■ Assigned task ■
Scan the entries for lines with the word "video", then copy those lines.

■ Extracted material ■
○ ○ ○ ○

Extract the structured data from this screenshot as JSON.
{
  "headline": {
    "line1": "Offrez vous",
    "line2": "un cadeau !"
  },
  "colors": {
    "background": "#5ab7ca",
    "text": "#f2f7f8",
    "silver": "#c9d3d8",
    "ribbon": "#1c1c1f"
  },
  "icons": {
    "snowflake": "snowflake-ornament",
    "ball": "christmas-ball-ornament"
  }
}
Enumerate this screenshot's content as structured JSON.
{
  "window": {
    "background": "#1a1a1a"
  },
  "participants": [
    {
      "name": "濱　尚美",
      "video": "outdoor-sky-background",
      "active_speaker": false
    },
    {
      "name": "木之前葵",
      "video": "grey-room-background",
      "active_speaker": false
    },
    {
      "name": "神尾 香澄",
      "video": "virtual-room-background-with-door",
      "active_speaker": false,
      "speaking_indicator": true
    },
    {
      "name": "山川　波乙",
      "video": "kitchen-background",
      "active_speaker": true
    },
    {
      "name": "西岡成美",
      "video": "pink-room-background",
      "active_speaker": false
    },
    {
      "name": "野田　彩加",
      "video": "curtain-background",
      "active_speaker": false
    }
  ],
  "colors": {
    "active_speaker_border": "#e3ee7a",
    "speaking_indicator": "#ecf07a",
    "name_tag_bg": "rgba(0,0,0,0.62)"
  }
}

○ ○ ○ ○

■ Solution to this task ■
      "video": "outdoor-sky-background",
      "video": "grey-room-background",
      "video": "virtual-room-background-with-door",
      "video": "kitchen-background",
      "video": "pink-room-background",
      "video": "curtain-background",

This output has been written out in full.